**What you are asked to do**
Work out how many lines of the listing hold the string "this", then answer with that number and nothing else.

■ ■ ■

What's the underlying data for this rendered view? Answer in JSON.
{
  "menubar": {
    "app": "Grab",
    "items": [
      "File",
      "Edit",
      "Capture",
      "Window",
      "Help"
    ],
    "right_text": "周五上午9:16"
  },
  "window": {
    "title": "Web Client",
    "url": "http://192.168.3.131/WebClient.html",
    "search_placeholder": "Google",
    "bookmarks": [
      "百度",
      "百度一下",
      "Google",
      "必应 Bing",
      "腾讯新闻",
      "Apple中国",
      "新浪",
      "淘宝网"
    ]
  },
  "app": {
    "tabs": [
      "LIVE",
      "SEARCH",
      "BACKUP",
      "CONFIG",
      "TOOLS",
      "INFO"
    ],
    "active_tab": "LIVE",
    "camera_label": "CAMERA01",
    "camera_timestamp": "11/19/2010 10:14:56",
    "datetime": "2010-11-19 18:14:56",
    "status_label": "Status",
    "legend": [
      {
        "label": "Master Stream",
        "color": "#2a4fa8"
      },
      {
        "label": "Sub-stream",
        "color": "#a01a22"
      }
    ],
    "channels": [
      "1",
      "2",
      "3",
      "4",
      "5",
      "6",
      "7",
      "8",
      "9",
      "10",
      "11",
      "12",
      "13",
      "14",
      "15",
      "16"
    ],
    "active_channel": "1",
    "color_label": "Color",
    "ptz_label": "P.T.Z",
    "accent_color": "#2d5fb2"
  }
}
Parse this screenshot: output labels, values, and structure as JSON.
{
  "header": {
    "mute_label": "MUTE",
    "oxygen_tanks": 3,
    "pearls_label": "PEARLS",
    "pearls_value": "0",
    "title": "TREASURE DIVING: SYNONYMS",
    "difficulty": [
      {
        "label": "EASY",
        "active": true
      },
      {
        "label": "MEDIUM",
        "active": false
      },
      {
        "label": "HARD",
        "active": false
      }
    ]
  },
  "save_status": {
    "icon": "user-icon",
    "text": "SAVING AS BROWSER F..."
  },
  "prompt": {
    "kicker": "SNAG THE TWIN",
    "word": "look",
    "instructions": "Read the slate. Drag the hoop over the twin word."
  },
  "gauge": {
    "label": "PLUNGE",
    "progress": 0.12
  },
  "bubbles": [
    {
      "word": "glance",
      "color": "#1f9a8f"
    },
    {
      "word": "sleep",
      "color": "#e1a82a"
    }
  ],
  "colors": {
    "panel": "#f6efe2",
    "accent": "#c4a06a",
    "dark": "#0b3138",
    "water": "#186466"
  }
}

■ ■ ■

**Written solution**
2